Epoch Times Photo
A single-family home is listed for $434,900 in Manchester, N.H. (Courtesy of Realtor.com)

Cororaton forecasts that if a typical house price reaches $400,000 by December and mortgage rates hit 6 percent, the monthly mortgage payment will be $2,176 by the end of the year, which is about $800 higher than in 2021. This is an almost 60 percent jump from the previous year, she noted.

This analysis applies to existing home sales. New house sales would have even higher mortgage payments.

“New homes are more expensive than existing single-family homes, with a price difference of about $50,000,” Cororaton said, noting that mortgage payments for new homes may be a couple hundred dollars more than those for existing homes.

And this is one of the reasons why sales of new homes have slowed considerably this year.

In April, sales of new single-family homes in the United States fell for the fourth consecutive month, plummeting to a seasonally adjusted annual rate of 591,000, the lowest level since April 2020. The dip from March to April was 16.6 percent, much higher than the 2.4 percent drop in existing home sales.

Despite slowing demand and rising costs, real estate professionals believe house prices have room to rise further because of very tight inventory.

“The inventory is so scarce that it flies off the shelf right away the moment it shows up,” said Aleksandra Scepanovic, founder of the Ideal Properties Group, a brokerage firm in New York.

Scepanovic, who specializes in downtown Brooklyn and surrounding areas, told The Epoch Times that there’s a lot of pent-up interest from the time of the pandemic in purchasing homes, but some people are backing away because of growing costs.

Many choose to rent rather than own a home, and as a result, rental market prices have spiraled out of control, she said.

On top of that, the pipeline of new houses is diminishing, Scepanovic said, which isn’t helping to cool off house prices.

According to NAR, the median price of a house increased by 14.8 percent in April compared to the same month last year. The group anticipates that existing home sale prices will continue to rise, albeit at a slower rate of 10 percent by the end of the year, putting the American dream of homeownership out of reach for many.

Emel Akan
reporter
Emel Akan writes about business and economics.
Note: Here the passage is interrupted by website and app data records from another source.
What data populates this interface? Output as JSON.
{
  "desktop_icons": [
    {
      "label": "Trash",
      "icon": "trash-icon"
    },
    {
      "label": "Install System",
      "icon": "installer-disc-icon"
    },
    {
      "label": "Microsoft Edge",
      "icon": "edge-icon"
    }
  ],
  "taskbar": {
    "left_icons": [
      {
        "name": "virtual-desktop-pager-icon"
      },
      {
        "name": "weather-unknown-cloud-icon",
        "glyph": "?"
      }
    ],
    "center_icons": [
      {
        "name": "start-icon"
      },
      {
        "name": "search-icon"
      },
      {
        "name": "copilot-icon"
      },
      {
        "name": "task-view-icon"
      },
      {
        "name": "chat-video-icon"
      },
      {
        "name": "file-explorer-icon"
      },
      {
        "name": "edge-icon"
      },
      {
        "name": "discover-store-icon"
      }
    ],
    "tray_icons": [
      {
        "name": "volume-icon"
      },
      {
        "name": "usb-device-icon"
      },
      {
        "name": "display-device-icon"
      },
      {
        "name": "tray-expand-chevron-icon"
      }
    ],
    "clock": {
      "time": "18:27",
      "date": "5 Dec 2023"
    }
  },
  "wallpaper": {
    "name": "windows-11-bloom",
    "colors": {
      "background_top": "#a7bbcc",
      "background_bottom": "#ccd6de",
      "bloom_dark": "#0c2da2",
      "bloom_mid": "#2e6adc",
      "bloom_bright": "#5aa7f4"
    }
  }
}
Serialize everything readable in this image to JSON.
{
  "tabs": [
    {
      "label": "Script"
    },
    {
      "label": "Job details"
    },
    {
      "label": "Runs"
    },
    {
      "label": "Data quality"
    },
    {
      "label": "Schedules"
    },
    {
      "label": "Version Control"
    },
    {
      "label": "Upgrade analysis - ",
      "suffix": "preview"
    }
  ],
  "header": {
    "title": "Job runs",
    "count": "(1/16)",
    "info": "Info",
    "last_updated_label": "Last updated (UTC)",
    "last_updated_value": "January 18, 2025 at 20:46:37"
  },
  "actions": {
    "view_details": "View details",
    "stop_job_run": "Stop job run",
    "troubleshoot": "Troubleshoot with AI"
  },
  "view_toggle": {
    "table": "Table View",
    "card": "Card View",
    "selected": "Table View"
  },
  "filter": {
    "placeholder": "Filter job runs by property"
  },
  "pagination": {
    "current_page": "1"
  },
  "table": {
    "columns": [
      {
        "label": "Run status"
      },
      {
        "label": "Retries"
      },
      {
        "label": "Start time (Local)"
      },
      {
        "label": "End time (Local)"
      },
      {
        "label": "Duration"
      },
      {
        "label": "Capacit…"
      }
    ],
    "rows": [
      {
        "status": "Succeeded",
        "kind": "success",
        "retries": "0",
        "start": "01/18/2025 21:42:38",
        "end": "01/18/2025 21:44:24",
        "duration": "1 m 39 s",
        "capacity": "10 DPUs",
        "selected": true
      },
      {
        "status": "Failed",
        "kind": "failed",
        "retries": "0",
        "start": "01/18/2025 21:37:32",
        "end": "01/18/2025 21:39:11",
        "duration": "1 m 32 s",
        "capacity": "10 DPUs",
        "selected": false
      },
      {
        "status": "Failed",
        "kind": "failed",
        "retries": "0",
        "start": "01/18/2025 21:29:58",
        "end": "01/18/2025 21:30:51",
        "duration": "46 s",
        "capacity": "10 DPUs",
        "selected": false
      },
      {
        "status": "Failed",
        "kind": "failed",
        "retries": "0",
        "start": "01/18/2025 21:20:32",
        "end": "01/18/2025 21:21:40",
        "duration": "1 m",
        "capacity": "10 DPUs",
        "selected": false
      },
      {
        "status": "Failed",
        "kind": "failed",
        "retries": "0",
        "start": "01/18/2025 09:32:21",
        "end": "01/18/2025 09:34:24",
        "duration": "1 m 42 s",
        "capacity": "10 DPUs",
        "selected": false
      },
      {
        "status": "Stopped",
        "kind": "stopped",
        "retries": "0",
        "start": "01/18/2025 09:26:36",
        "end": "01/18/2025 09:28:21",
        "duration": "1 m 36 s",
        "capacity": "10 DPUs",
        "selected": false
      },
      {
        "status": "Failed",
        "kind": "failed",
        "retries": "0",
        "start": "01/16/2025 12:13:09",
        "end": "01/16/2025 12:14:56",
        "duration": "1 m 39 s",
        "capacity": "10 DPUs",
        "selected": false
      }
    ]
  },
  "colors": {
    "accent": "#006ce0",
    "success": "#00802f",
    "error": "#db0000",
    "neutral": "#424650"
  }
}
Previously she worked in the financial sector as an investment banker at JPMorgan. She graduated with a master’s degree in business administration from Georgetown University.